June 11-17, 2012
American Christian couple adopts Taiwan’s youngest HIV-positive child
Reported by Lin Yi-ying
Written by Lydia Ma
“My hope is that one day, Taiwanese will be the ones adopting children with AIDS!” said Garden of Mercy CEO Chang Li-shu at a press conference on June 5, 2012 as her staff bid farewell to “Black Jewel”, the youngest HIV-positive child in Taiwan. A Christian couple living in Alaska had decided to adopt 4-year-old Black Jewel, along with his older brother and sister. The 3 children would soon be going to the USA to start a new life.
During this press conference, Chang underscored the plight of HIV-positive children in Taiwan who cannot find an adoptive family because of public misconceptions about AIDS and its transmission. Black Jewel’s attending physician from National Taiwan University Hospital, Taipei City Department of Social Welfare Commissioner, Chiang Yi-wen, Black Jewel’s adoptive mother, and Chang were present at this press conference.

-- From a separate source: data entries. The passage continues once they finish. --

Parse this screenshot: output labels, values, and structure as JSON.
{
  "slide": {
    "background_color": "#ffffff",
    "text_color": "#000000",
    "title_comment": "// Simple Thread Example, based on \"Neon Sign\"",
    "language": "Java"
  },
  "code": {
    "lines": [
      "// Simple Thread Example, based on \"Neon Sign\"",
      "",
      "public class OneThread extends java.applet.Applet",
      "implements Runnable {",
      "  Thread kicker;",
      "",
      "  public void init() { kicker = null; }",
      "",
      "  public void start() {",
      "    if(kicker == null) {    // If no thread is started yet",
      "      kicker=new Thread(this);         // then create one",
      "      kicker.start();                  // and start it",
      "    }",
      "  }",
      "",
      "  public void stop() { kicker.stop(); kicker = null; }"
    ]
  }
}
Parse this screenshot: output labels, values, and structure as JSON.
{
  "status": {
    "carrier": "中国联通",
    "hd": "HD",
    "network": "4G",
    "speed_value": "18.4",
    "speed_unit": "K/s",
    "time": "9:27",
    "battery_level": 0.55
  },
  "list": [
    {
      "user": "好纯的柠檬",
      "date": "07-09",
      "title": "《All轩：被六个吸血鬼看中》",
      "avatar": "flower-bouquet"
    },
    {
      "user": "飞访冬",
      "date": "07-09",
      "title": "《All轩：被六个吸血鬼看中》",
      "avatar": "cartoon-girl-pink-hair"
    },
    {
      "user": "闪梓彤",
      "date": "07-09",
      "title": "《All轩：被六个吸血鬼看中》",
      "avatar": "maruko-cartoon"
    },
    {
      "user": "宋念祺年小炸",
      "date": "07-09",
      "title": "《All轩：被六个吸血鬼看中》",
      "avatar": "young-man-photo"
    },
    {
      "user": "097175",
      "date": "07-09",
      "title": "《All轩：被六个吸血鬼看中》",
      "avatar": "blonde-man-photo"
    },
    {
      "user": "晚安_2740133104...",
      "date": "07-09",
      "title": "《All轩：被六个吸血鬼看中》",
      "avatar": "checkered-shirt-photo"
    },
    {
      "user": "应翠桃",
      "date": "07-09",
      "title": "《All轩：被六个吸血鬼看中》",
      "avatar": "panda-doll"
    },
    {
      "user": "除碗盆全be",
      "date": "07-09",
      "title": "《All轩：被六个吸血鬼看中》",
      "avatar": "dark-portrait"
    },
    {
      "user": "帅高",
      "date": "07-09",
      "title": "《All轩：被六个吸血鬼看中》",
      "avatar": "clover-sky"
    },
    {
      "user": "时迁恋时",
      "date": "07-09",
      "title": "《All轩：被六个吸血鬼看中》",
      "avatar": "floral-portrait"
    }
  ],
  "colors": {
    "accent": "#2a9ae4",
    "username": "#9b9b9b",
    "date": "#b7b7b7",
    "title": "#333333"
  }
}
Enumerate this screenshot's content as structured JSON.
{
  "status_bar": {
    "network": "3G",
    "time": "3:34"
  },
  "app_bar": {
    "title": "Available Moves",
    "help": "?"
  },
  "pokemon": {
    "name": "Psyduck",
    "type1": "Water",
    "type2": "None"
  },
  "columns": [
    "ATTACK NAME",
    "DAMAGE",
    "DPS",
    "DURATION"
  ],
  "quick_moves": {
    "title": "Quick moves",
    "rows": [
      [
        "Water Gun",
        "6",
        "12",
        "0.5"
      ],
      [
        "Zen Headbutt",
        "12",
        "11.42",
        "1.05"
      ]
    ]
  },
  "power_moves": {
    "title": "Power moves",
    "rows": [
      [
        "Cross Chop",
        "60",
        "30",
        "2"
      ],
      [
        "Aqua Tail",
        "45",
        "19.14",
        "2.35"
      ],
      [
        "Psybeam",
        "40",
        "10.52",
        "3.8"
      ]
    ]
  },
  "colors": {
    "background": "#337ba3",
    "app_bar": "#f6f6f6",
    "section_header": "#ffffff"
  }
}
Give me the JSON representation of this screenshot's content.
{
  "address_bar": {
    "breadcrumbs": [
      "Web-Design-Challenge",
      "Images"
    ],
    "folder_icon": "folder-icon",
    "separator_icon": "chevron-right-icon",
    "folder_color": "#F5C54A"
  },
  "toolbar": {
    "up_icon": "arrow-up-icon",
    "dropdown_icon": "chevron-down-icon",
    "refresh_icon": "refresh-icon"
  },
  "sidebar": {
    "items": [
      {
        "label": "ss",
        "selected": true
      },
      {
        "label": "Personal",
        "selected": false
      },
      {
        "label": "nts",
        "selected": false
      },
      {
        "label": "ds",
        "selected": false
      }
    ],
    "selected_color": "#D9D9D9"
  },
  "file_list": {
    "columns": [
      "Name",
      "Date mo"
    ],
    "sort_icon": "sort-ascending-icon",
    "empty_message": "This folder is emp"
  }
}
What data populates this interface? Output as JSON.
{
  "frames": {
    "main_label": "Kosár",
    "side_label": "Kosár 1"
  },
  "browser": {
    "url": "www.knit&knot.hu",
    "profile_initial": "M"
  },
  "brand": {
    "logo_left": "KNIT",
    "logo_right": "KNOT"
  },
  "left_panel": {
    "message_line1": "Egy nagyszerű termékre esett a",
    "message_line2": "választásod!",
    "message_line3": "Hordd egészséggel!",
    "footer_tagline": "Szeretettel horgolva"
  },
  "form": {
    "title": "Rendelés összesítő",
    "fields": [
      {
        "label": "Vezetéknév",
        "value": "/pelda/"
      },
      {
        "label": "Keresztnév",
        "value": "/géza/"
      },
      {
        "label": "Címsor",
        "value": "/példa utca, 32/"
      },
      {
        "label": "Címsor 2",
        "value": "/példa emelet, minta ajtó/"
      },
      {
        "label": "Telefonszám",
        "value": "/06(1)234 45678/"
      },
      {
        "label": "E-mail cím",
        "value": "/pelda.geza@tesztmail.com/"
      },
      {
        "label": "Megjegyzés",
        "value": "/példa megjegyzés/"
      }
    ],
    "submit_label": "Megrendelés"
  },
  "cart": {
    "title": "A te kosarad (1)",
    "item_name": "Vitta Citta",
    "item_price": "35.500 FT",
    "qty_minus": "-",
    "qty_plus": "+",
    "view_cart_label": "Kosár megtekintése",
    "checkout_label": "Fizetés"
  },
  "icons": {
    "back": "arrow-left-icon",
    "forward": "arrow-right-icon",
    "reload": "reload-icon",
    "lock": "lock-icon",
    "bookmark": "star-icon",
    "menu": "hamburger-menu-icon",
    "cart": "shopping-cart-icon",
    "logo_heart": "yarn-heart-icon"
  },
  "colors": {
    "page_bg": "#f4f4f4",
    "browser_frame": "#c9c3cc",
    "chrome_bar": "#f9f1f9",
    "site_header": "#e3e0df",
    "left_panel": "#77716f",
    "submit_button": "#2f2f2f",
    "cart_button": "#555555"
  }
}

Black Jewel was also seen playing with his favorite toys.
Born in 2008, Black Jewel was sent to Garden of Mercy when he was 3 months old. His father had died from a drug overdose while his mother had been imprisoned for drug possession. He became the youngest child with HIV in Taiwan. He subsequently received good medical care at Garden of Mercy but has yet to meet his birth mother.
Black Jewel does not know that he is ill; he only knows that he has to take a pink, syrupy, and sweet medication every day. Other than having to take medication every day, he is practically indistinguishable from other children of his age who love to play with toys, long to be loved, and look forward to playing with friends.
Black Jewel’s adoptive parents, Thomas and Michelle, already have 2 children, but they have been wanting to adopt a child for the last 10 years. Through the World Association for Children and Parents, they came to Taiwan in March 2012 with their son to meet Black Jewel and the family began to bond with him immediately.
“At first everyone kept telling me that it would be very hard to take care of a HIV-positive child. They told me to watch out for this and that, and so on. In the time I’ve been with Black Jewel, I’ve observed that the only thing he wants is love,” said Michelle. She added that her husband and her children have decided to give Black Jewel and his siblings a loving and friendly environment where they can grow into adults.
“We’re having a hard time letting him go!” said Chang with tears in her eyes as she cuddled Black Jewel and patted his face. “But I know that I must let him go because this is his only opportunity to have a brand new life.” She added that Black Jewel is very lucky compared to the other 26 HIV-positive children. “I believe that this story is filled with God’s mercy and care!” she said.
According to recent statistics, there are 20,000 people in Taiwan who are HIV-positive. Though the government began providing free HIV screening and treatment since 2005, there are nearly 2,000 new cases every year. With the help of early screening and treatment, the likelihood of HIV-positive infants developing full-blown AIDS has been greatly reduced.
There are currently 29 small children diagnosed with HIV in Taiwan and 3 have already died. He and another HIV-positive child are the only two HIV-positive children who have been adopted by foreigners. This trend is an indication that there remains serious bias against HIV-positive people and misperceptions about this disease in Taiwanese society.
Photo by Lin Yi-ying